◆ Task description:
Search the records for "move" and copy each line that holds it.

———

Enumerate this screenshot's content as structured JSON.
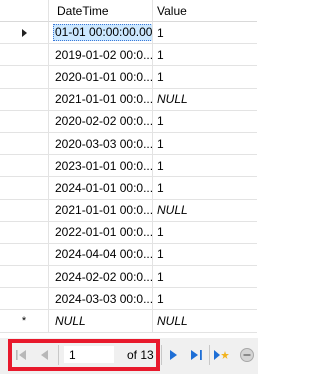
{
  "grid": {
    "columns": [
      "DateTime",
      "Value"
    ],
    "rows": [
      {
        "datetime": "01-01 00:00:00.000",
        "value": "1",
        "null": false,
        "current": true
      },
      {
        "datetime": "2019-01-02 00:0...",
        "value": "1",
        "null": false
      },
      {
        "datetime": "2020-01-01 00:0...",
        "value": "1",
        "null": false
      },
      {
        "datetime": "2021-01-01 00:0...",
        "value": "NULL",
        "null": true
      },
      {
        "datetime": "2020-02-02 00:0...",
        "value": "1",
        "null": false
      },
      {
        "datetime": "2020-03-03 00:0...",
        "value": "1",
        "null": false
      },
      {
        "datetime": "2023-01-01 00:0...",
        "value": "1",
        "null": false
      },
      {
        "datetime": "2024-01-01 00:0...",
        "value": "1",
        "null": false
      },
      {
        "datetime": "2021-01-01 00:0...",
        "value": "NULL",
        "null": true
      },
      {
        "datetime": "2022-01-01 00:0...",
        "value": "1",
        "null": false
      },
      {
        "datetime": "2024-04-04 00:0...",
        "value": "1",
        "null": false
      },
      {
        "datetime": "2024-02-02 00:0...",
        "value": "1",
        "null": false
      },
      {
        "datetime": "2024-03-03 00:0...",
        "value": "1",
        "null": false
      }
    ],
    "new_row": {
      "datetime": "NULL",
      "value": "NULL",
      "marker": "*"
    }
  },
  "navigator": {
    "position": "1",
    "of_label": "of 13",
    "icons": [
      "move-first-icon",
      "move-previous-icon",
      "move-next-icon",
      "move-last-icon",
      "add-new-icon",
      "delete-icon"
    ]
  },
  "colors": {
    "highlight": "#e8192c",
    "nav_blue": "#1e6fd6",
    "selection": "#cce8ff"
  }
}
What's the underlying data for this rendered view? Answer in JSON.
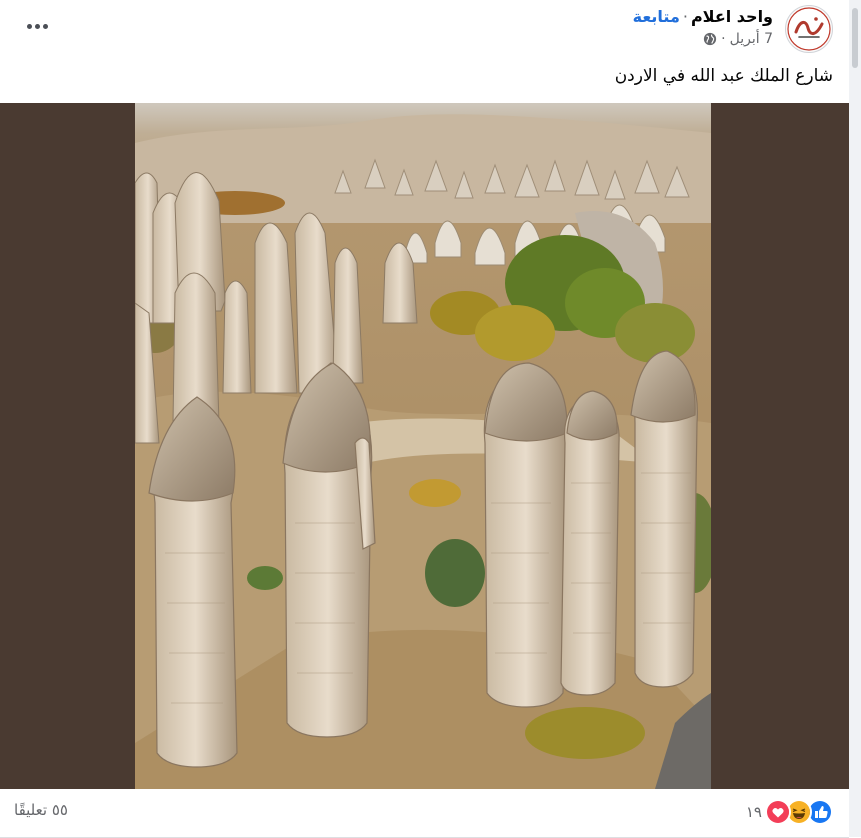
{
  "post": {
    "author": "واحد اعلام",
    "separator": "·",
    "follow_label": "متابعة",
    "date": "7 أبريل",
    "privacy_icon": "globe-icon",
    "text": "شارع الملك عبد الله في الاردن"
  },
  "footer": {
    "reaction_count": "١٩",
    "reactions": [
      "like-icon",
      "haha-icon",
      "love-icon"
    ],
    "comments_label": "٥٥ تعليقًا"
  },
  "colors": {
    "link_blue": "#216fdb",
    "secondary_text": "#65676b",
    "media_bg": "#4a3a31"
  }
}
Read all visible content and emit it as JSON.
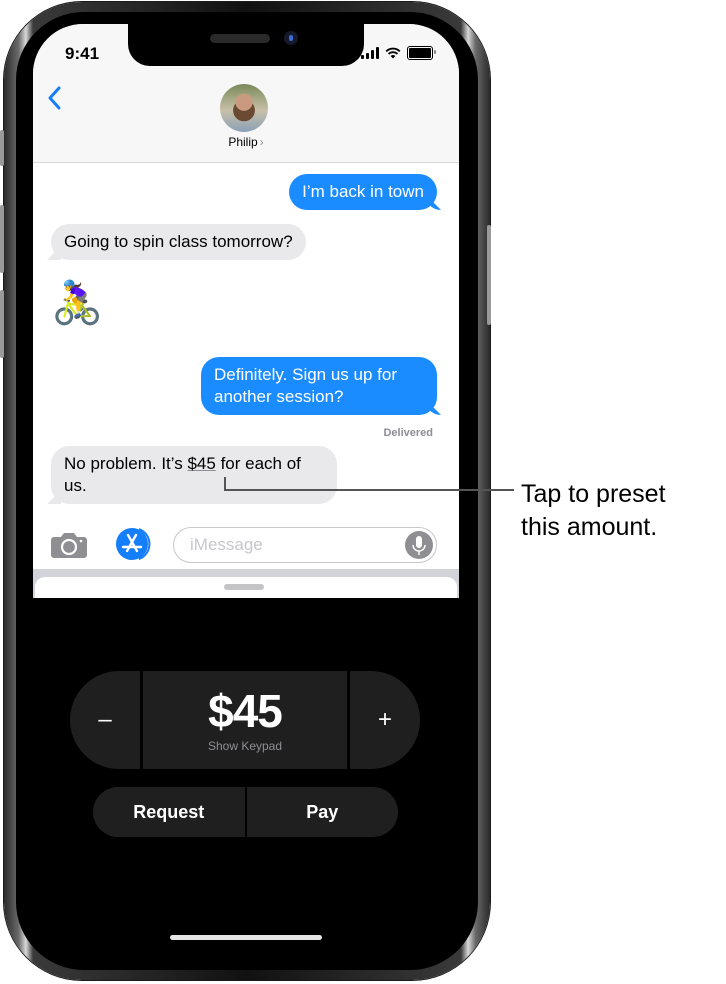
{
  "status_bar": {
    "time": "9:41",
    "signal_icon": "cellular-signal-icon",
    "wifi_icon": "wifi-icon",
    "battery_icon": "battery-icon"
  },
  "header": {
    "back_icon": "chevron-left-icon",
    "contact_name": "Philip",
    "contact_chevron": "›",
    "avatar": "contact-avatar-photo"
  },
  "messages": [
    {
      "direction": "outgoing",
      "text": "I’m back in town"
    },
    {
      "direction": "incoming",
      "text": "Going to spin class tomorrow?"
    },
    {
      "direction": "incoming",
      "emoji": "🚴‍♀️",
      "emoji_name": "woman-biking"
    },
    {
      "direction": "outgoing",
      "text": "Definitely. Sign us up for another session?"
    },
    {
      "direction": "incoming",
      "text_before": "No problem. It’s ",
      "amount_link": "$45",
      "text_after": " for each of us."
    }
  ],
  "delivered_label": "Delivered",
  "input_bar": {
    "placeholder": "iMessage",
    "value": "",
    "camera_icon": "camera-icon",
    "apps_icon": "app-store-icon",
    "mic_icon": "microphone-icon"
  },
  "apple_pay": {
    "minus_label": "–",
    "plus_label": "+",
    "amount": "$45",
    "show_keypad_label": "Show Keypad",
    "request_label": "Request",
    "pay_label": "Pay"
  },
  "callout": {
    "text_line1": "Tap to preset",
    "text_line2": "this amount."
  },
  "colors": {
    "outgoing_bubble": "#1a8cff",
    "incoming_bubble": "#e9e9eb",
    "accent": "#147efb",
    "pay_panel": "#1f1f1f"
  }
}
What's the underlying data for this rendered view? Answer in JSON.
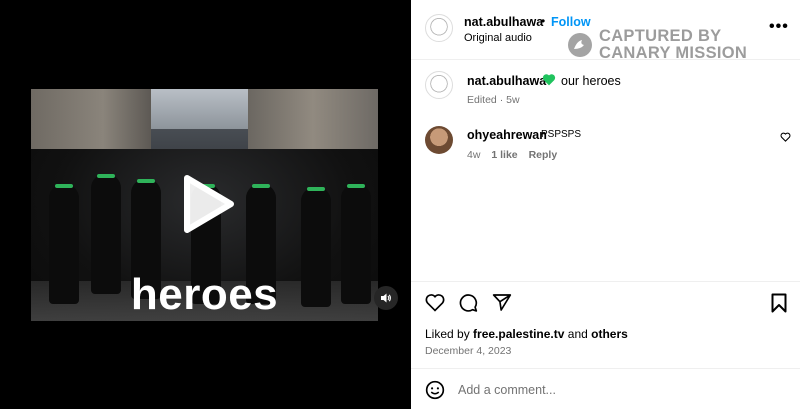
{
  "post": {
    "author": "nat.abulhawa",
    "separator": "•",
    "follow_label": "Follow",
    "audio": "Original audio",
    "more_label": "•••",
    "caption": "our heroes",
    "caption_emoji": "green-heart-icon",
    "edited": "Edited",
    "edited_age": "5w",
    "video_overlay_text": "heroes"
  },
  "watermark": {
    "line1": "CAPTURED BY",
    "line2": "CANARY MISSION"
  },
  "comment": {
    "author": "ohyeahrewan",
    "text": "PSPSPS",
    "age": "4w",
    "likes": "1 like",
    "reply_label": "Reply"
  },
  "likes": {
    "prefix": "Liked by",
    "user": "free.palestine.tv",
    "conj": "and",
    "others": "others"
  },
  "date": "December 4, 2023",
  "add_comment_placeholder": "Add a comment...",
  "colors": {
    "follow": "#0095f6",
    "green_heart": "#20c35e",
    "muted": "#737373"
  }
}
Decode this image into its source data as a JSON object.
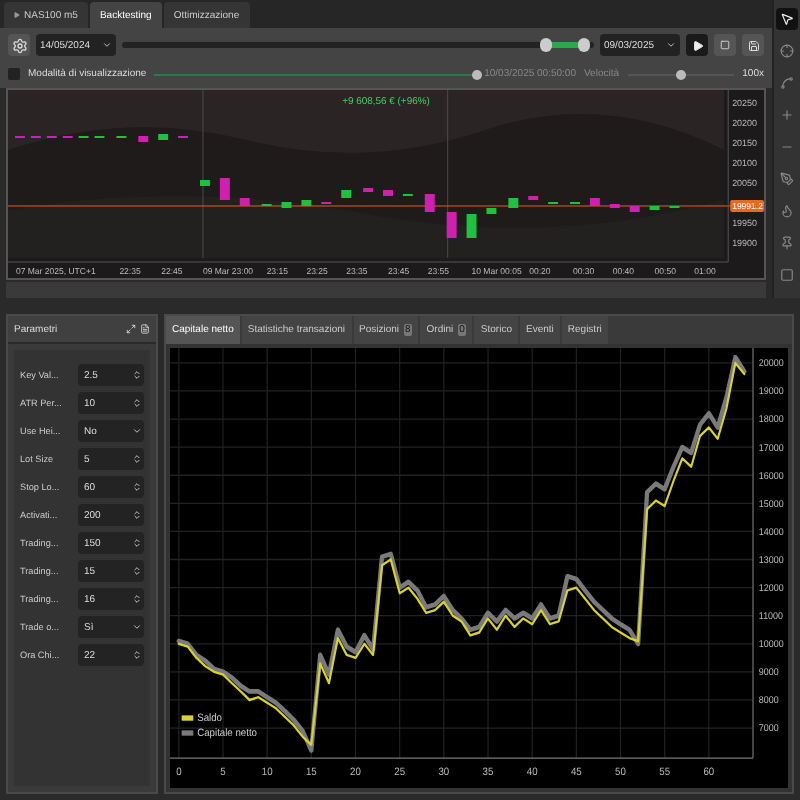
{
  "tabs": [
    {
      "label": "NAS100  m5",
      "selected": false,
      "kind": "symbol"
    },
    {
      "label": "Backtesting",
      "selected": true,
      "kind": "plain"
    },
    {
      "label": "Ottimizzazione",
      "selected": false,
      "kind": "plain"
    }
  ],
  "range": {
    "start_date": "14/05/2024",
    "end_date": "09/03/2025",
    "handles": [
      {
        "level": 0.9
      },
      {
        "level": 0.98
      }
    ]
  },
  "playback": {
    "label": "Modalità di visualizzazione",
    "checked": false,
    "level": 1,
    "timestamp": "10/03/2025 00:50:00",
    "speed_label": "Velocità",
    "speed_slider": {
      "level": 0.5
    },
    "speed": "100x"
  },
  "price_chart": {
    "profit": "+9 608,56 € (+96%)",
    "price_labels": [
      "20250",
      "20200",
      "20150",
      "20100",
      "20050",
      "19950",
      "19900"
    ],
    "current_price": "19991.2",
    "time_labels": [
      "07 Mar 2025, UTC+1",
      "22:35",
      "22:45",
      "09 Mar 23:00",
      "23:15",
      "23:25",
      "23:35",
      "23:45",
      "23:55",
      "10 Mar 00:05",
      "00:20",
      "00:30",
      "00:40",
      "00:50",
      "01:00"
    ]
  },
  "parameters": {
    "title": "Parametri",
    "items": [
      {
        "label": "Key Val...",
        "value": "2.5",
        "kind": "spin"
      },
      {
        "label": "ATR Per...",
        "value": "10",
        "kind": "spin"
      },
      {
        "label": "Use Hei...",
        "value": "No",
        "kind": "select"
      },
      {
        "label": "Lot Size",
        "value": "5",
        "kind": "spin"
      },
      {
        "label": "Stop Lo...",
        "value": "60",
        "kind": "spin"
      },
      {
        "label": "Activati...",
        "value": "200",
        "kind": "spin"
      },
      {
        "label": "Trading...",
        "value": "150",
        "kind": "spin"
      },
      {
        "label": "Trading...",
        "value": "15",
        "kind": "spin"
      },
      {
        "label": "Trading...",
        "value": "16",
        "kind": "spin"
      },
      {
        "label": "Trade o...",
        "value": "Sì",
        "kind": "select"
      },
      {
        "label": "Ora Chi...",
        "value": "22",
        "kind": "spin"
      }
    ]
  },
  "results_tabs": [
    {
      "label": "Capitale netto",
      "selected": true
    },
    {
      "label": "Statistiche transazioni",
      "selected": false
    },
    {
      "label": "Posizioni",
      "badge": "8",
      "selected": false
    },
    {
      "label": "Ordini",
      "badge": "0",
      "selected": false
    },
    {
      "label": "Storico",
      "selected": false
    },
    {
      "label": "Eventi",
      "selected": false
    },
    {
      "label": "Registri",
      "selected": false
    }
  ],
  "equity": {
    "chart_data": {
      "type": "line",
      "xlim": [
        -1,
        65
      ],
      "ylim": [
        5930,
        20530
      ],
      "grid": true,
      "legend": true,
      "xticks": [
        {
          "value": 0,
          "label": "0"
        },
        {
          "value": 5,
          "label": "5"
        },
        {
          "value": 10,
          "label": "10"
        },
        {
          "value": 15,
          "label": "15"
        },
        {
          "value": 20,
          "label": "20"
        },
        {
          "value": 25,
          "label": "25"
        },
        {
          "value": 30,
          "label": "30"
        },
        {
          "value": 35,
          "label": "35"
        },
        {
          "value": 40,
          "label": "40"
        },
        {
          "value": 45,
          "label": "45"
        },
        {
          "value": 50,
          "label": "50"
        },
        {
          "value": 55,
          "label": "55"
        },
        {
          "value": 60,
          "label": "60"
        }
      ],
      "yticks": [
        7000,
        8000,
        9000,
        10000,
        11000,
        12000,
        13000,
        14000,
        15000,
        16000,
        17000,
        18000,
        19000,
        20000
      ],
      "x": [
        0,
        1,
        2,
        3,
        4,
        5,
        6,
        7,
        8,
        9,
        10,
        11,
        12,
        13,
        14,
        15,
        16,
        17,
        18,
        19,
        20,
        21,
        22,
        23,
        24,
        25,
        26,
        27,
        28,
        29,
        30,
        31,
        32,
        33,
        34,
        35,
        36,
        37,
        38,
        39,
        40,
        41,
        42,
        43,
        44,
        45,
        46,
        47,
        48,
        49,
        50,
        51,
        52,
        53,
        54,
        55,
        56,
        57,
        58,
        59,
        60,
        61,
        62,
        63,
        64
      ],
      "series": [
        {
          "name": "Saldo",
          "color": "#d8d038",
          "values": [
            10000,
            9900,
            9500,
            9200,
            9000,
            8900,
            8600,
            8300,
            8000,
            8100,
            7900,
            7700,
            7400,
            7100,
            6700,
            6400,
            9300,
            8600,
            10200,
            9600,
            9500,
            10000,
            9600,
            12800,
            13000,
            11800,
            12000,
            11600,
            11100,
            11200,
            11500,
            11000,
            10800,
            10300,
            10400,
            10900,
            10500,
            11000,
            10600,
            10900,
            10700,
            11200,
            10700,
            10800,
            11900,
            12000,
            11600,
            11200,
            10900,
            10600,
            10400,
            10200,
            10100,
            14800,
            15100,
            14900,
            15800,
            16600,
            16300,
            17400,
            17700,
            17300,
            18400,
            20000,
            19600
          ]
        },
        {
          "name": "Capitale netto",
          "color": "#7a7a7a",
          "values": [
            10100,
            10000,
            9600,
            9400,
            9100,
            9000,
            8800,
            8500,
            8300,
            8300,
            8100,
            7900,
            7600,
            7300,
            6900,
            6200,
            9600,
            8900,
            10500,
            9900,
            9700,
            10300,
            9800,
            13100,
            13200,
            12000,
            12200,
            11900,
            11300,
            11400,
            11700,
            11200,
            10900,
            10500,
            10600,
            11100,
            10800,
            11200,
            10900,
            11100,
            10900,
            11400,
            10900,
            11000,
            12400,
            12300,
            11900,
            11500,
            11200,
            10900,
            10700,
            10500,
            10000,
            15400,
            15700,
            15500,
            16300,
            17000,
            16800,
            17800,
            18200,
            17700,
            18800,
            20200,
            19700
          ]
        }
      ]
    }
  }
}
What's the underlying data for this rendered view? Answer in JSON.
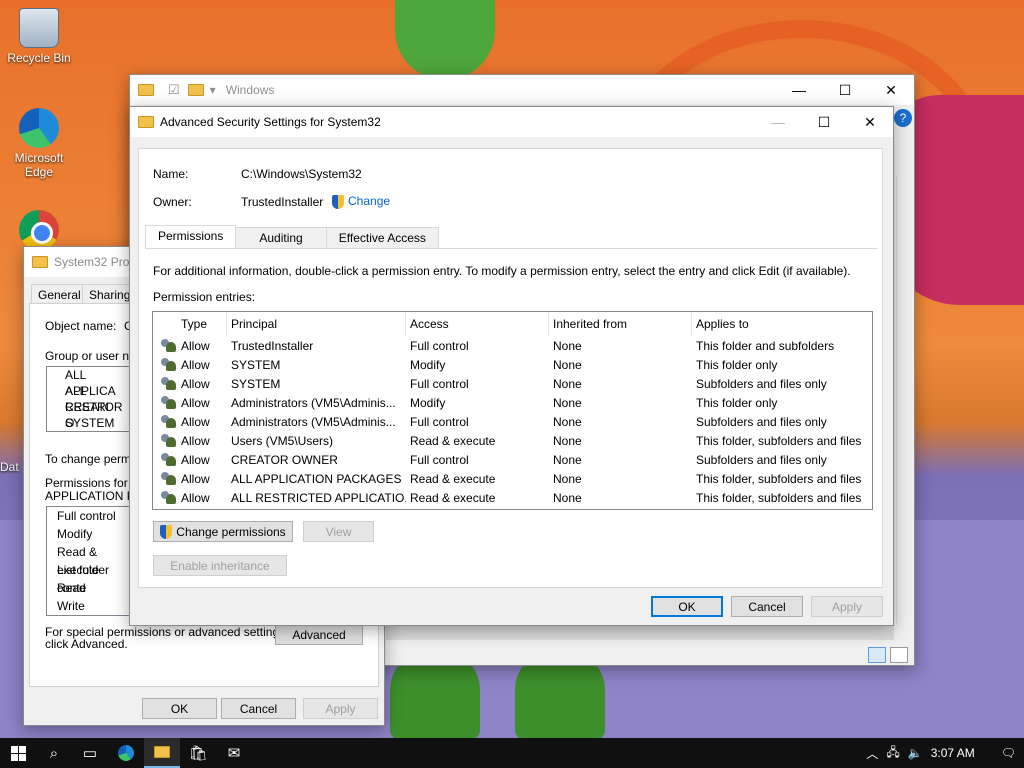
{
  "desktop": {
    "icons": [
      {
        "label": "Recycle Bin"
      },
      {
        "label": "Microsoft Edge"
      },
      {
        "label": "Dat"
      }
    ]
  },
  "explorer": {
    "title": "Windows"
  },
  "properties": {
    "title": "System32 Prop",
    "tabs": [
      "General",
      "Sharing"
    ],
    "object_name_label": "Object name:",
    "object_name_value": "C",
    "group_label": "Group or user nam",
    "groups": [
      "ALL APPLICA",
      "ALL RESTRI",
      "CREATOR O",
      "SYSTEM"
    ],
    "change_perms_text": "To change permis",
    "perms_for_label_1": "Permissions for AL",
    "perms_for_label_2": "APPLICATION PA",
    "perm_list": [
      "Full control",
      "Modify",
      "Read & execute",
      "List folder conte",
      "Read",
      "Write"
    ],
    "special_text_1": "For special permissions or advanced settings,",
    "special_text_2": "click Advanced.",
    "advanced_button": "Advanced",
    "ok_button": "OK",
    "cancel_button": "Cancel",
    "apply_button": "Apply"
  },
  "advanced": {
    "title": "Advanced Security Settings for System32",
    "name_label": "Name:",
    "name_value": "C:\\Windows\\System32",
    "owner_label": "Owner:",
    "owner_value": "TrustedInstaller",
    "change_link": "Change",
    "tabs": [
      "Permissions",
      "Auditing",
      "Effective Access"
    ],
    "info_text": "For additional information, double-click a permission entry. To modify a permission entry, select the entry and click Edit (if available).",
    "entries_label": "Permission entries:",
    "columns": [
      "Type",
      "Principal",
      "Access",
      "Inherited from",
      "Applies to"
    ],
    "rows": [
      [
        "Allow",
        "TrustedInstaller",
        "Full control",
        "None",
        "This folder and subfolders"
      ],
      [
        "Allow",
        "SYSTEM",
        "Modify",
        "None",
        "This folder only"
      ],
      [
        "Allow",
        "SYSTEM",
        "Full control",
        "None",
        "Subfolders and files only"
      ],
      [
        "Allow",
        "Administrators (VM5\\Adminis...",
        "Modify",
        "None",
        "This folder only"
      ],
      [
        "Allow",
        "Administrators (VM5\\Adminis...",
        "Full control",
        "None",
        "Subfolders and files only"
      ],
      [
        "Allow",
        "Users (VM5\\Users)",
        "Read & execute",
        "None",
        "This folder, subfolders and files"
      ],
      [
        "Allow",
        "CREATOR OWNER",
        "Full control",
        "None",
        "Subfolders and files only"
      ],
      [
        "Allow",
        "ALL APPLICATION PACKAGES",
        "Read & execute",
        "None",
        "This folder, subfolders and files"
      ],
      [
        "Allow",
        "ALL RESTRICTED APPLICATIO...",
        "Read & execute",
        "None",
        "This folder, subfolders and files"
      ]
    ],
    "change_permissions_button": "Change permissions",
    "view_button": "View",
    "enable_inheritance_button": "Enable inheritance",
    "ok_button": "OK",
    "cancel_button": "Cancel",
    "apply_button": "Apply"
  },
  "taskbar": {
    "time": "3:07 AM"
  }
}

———

◆ Answer for the task:
      "move-first-icon",
      "move-previous-icon",
      "move-next-icon",
      "move-last-icon",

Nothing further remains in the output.